Who Ran the Cities?
The question of who actually ran cities in the eighteenth, nineteenth and twentieth centuries has been increasingly debated by urban historians in recent years. As well as trying to understand the distribution of political power, and the rise of broad political participation, the question of how and whether the elite retained influence in the municipal government has attracted much scholarly attention.
It is the purpose of this volume to further our understanding of these issues, and to point to greater understanding of the relationship between elite and "power" in cities. In order to come to workable answers, two fields of research, which unfortunately have often remained separate, have been brought together: the economic, social and cultural history of elite and the political history of power resources and decision-making.
By looking at specific case studies through the lens of these issues, the volume will encourage the reader to challenge common perceptions of a monolithic elite and to replace such perceptions with a more sophisticated view of urban power as an interplay between various economic, social, political and cultural elite groups.

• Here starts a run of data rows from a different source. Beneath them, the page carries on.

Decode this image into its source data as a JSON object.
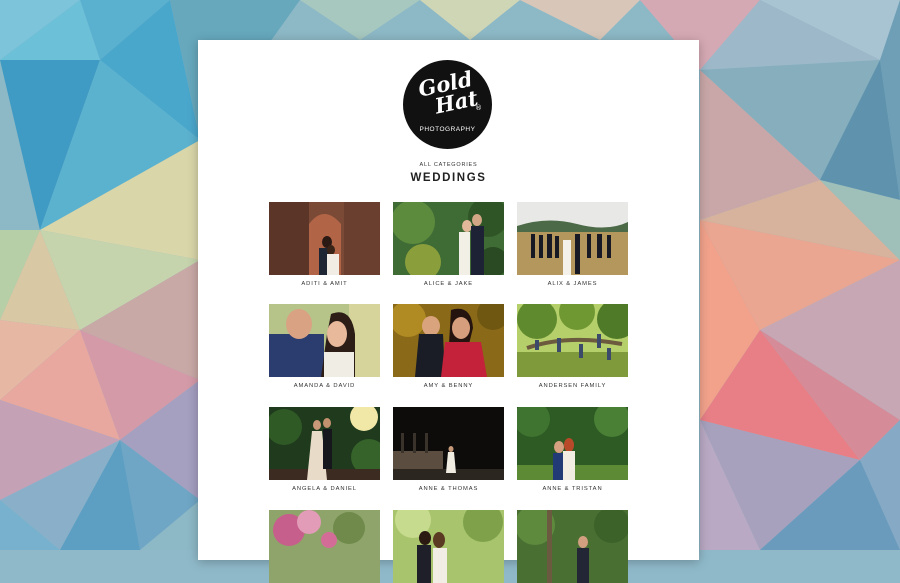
{
  "logo": {
    "script_line1": "Gold",
    "script_line2": "Hat",
    "trademark": "®",
    "subtitle": "PHOTOGRAPHY"
  },
  "breadcrumb": "ALL CATEGORIES",
  "page_title": "WEDDINGS",
  "galleries": [
    {
      "label": "ADITI & AMIT"
    },
    {
      "label": "ALICE & JAKE"
    },
    {
      "label": "ALIX & JAMES"
    },
    {
      "label": "AMANDA & DAVID"
    },
    {
      "label": "AMY & BENNY"
    },
    {
      "label": "ANDERSEN FAMILY"
    },
    {
      "label": "ANGELA & DANIEL"
    },
    {
      "label": "ANNE & THOMAS"
    },
    {
      "label": "ANNE & TRISTAN"
    },
    {
      "label": ""
    },
    {
      "label": ""
    },
    {
      "label": ""
    }
  ],
  "colors": {
    "page_bg": "#ffffff",
    "logo_bg": "#111111",
    "text": "#333333"
  }
}
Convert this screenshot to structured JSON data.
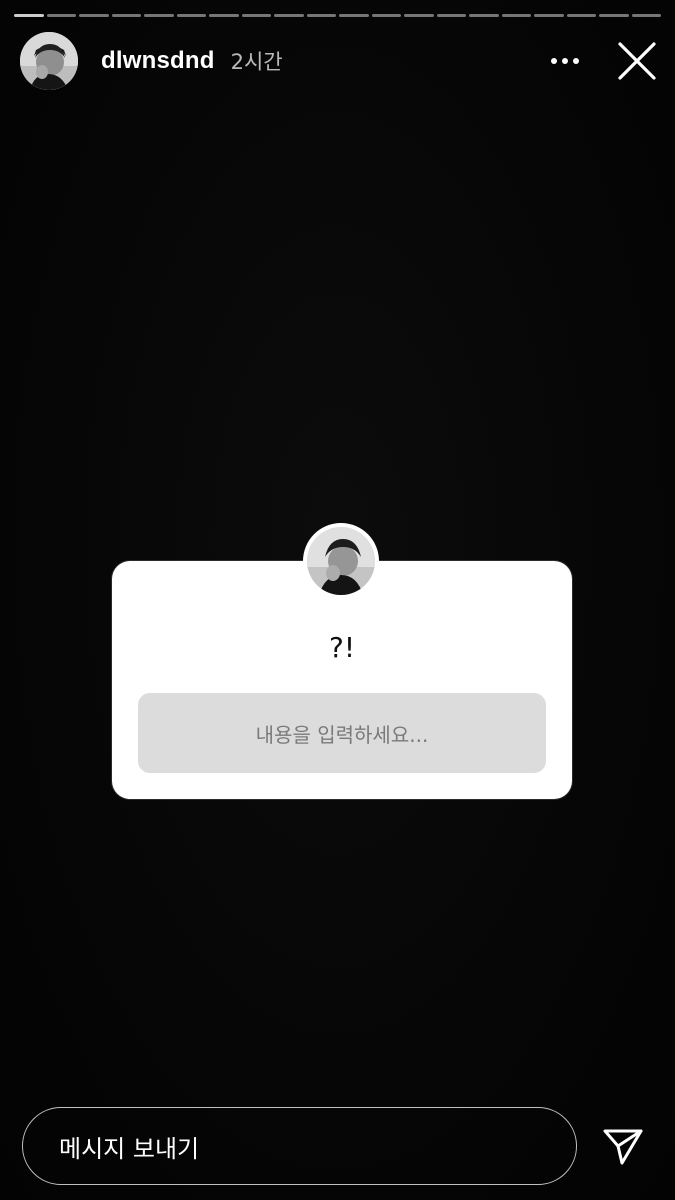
{
  "header": {
    "username": "dlwnsdnd",
    "time_ago": "2시간",
    "more_icon": "more-horizontal-icon",
    "close_icon": "close-icon"
  },
  "progress": {
    "segments": 20,
    "current": 1
  },
  "sticker": {
    "question": "?!",
    "placeholder": "내용을 입력하세요..."
  },
  "message": {
    "placeholder": "메시지 보내기",
    "send_icon": "send-icon"
  },
  "colors": {
    "background": "#060606",
    "sticker": "#ffffff",
    "answer_box": "#dcdcdc"
  }
}
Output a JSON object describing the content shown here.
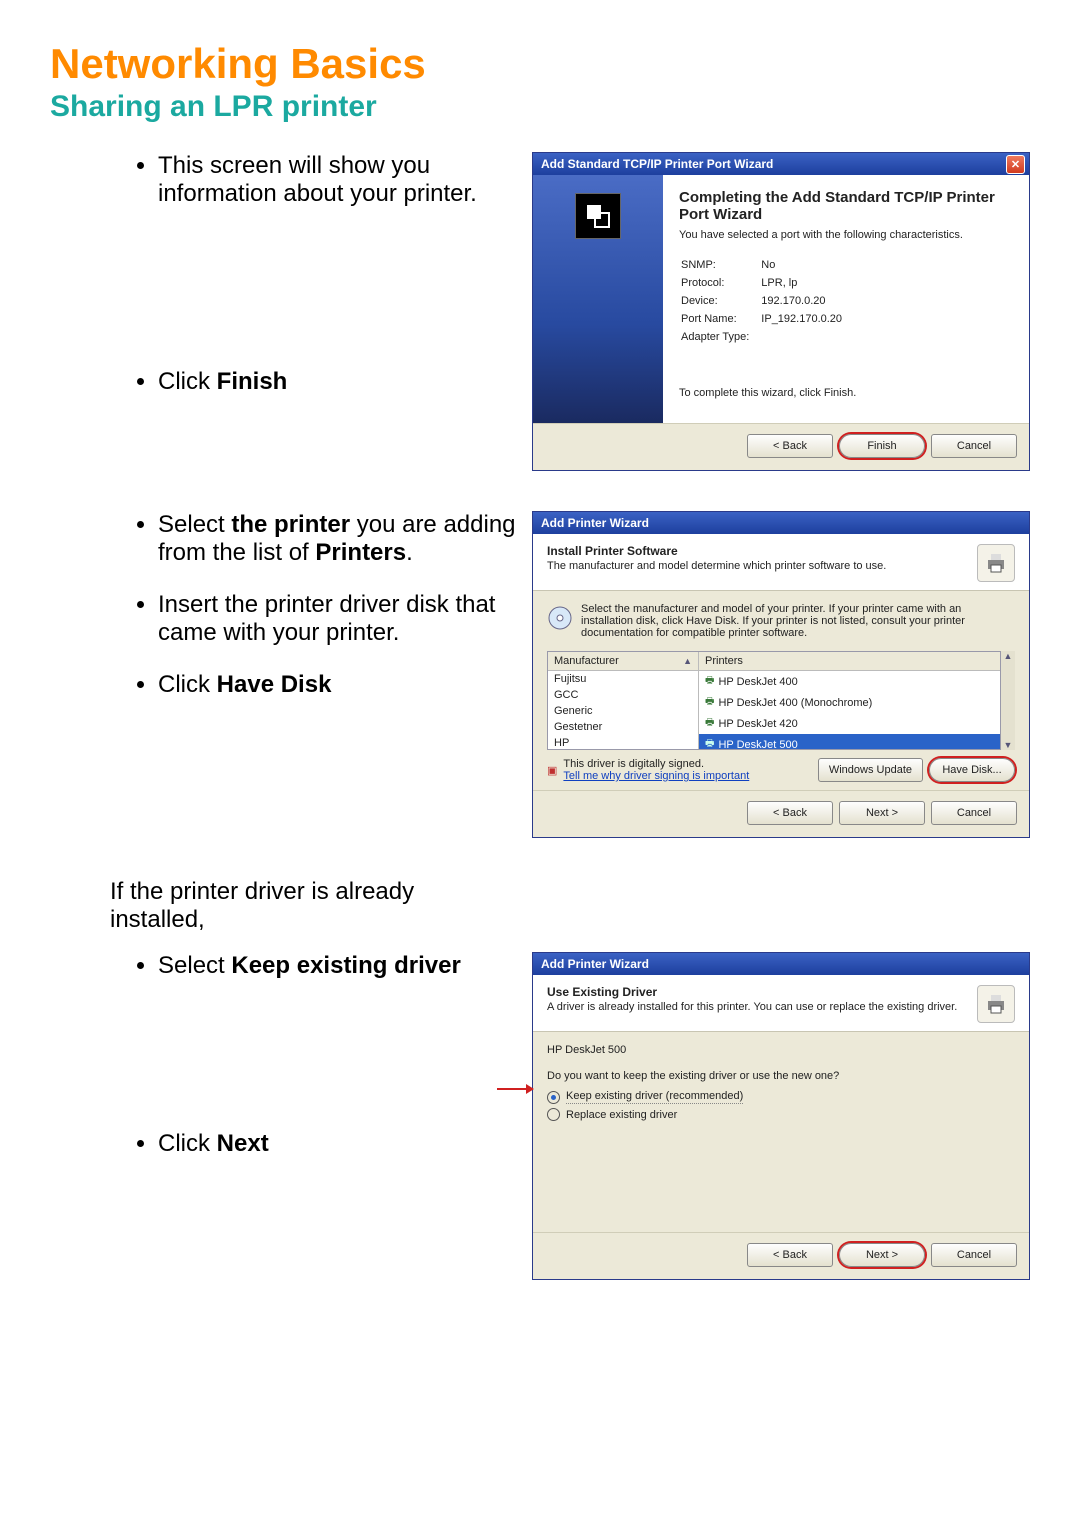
{
  "page": {
    "title": "Networking Basics",
    "subtitle": "Sharing an LPR printer"
  },
  "instructions": {
    "step1_a": "This screen will show you information about your printer.",
    "step1_b_pre": "Click ",
    "step1_b_bold": "Finish",
    "step2_a_pre": "Select ",
    "step2_a_bold": "the printer",
    "step2_a_post": " you are adding from the list of ",
    "step2_a_bold2": "Printers",
    "step2_a_end": ".",
    "step2_b": "Insert the printer driver disk that came with your printer.",
    "step2_c_pre": "Click ",
    "step2_c_bold": "Have Disk",
    "middle": "If the printer driver is already installed,",
    "step3_a_pre": "Select ",
    "step3_a_bold": "Keep existing driver",
    "step3_b_pre": "Click ",
    "step3_b_bold": "Next"
  },
  "dlg1": {
    "title": "Add Standard TCP/IP Printer Port Wizard",
    "heading": "Completing the Add Standard TCP/IP Printer Port Wizard",
    "sub": "You have selected a port with the following characteristics.",
    "rows": {
      "snmp_l": "SNMP:",
      "snmp_v": "No",
      "proto_l": "Protocol:",
      "proto_v": "LPR, lp",
      "dev_l": "Device:",
      "dev_v": "192.170.0.20",
      "port_l": "Port Name:",
      "port_v": "IP_192.170.0.20",
      "adap_l": "Adapter Type:",
      "adap_v": ""
    },
    "footer_text": "To complete this wizard, click Finish.",
    "back": "< Back",
    "finish": "Finish",
    "cancel": "Cancel"
  },
  "dlg2": {
    "title": "Add Printer Wizard",
    "heading": "Install Printer Software",
    "sub": "The manufacturer and model determine which printer software to use.",
    "instr": "Select the manufacturer and model of your printer. If your printer came with an installation disk, click Have Disk. If your printer is not listed, consult your printer documentation for compatible printer software.",
    "manu_h": "Manufacturer",
    "prn_h": "Printers",
    "manufacturers": [
      "Fujitsu",
      "GCC",
      "Generic",
      "Gestetner",
      "HP"
    ],
    "printers": {
      "p1": "HP DeskJet 400",
      "p2": "HP DeskJet 400 (Monochrome)",
      "p3": "HP DeskJet 420",
      "p4": "HP DeskJet 500"
    },
    "signed": "This driver is digitally signed.",
    "why": "Tell me why driver signing is important",
    "wu": "Windows Update",
    "hd": "Have Disk...",
    "back": "< Back",
    "next": "Next >",
    "cancel": "Cancel"
  },
  "dlg3": {
    "title": "Add Printer Wizard",
    "heading": "Use Existing Driver",
    "sub": "A driver is already installed for this printer. You can use or replace the existing driver.",
    "model": "HP DeskJet 500",
    "question": "Do you want to keep the existing driver or use the new one?",
    "opt1": "Keep existing driver (recommended)",
    "opt2": "Replace existing driver",
    "back": "< Back",
    "next": "Next >",
    "cancel": "Cancel"
  }
}
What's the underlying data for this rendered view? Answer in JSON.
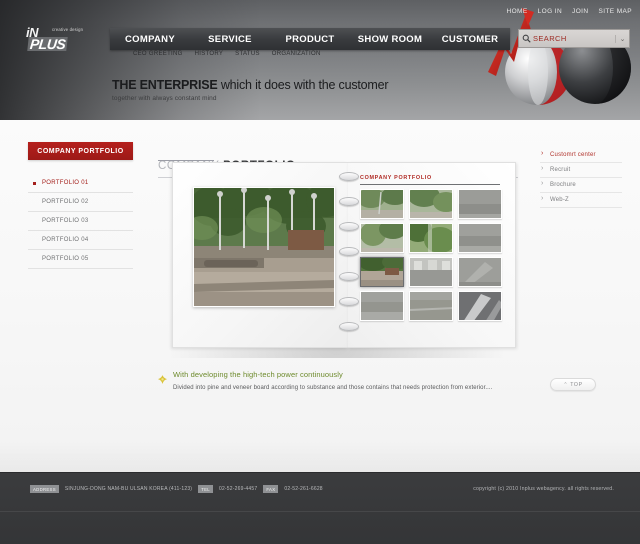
{
  "site": {
    "logo_text": "iN",
    "logo_accent": "PLUS",
    "logo_tagline": "creative design"
  },
  "topnav": {
    "items": [
      {
        "label": "HOME"
      },
      {
        "label": "LOG IN"
      },
      {
        "label": "JOIN"
      },
      {
        "label": "SITE MAP"
      }
    ]
  },
  "mainnav": {
    "items": [
      {
        "label": "COMPANY"
      },
      {
        "label": "SERVICE"
      },
      {
        "label": "PRODUCT"
      },
      {
        "label": "SHOW ROOM"
      },
      {
        "label": "CUSTOMER"
      }
    ]
  },
  "search": {
    "label": "SEARCH",
    "icon": "magnifier-icon",
    "caret": "⌄"
  },
  "subnav": {
    "items": [
      {
        "label": "CEO GREETING"
      },
      {
        "label": "HISTORY"
      },
      {
        "label": "STATUS"
      },
      {
        "label": "ORGANIZATION"
      }
    ]
  },
  "hero": {
    "title_bold": "THE ENTERPRISE",
    "title_rest": " which it does with the customer",
    "subtitle": "together with always constant mind"
  },
  "left_sidebar": {
    "header": "COMPANY PORTFOLIO",
    "items": [
      {
        "label": "PORTFOLIO 01",
        "active": true
      },
      {
        "label": "PORTFOLIO 02",
        "active": false
      },
      {
        "label": "PORTFOLIO 03",
        "active": false
      },
      {
        "label": "PORTFOLIO 04",
        "active": false
      },
      {
        "label": "PORTFOLIO 05",
        "active": false
      }
    ]
  },
  "content": {
    "heading_light": "COMPANY",
    "heading_bold": "PORTFOLIO",
    "book": {
      "right_page_title": "COMPANY PORTFOLIO",
      "thumbnail_count": 12,
      "selected_thumbnail_index": 6
    },
    "description": {
      "icon": "leaf-bullet-icon",
      "title": "With developing the high-tech power continuously",
      "body": "Divided into pine and veneer board according to substance and those contains that needs protection from exterior...."
    }
  },
  "right_sidebar": {
    "items": [
      {
        "label": "Customrt center",
        "active": true
      },
      {
        "label": "Recruit",
        "active": false
      },
      {
        "label": "Brochure",
        "active": false
      },
      {
        "label": "Web-Z",
        "active": false
      }
    ],
    "top_button": "⌃ TOP"
  },
  "footer": {
    "address_tag": "ADDRESS",
    "address": "SINJUNG-DONG NAM-BU ULSAN KOREA  (411-123)",
    "tel_tag": "TEL",
    "tel": "02-52-269-4457",
    "fax_tag": "FAX",
    "fax": "02-52-261-6628",
    "copyright": "copyright (c) 2010 Inplus webagency.  all rights reserved."
  },
  "colors": {
    "brand_red": "#a4201c",
    "nav_dark": "#3a3c3f",
    "accent_green": "#6e8b2d",
    "footer_bg": "#3b3c3e"
  }
}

To contribute to this complex account of cities, elite, and power, the study brings together different methodological approaches to studying European, as well as American cities and the wider world.